Even sleep couldn't get that bad feeling out of me. Even as the NBA came out with a statement with regards to the mess, it left even more questions. If there were problems early on, why wasn't it resolved? Did they assume that by supposedly changing the format to a drills/practice/workout it would be all right with the fans? Why didn't the advertising and promotional materials communicate that? Were the organizers still thinking there'd be an 11th hour change from the NBA's stance? If there was the possibility of this backfiring, why weren't PR plans put in place? As someone who practices public relations for a living, there should always always be PR plans in place regardless of how an event goes. That way no one is caught unawares.

This morning, I spoke to a friend who is a part of this event and he lamented, "You know, this is one of those things where everybody loses."

Yes, and unfortunately, it's the sad and painful truth.

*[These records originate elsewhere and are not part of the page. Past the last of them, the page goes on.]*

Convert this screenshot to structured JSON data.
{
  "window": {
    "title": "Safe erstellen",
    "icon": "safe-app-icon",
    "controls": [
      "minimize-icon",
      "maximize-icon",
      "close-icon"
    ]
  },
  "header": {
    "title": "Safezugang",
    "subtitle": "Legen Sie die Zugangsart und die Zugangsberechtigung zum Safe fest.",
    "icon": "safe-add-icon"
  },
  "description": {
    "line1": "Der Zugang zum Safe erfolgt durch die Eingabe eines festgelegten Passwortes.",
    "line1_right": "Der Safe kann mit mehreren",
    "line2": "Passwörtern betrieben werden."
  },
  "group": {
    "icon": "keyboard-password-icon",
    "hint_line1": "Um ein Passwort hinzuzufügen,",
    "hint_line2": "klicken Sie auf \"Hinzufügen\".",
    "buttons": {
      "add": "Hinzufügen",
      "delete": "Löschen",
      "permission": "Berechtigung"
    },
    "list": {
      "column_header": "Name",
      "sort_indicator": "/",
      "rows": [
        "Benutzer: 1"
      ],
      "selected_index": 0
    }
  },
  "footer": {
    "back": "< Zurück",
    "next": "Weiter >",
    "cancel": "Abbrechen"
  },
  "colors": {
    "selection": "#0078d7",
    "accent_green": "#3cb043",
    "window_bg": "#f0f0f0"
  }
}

But what will compound this is that it will hurt for a very long time.


I remember before the very first NBA Asia Challenge, I asked Scott Levy, NBA Asia's top man about the possibility of having a pre-season or regular season match in the Philippines. Having lived in the US and watched quite a number of live NBA games, I was more excited about the fact that it could be held in the Philippines for our countrymen to experience. Scott said that there were some things that needed to happen and when it does it will happen. 

After two NBA Asia Challenges and a number of Jr. NBA and other events, the first ever pre-season game in Manila was held. While wasn't the best of performances because it wasn't packed and it coincided with a terrible traffic jam, it looked good. Finally, the magic and excitement of the NBA was here.

I missed the previous game of the NBA players because I was abroad with the Azkals and was doubly excited for this Last Home Stand. It sure was a massive disappointment that it ended this way.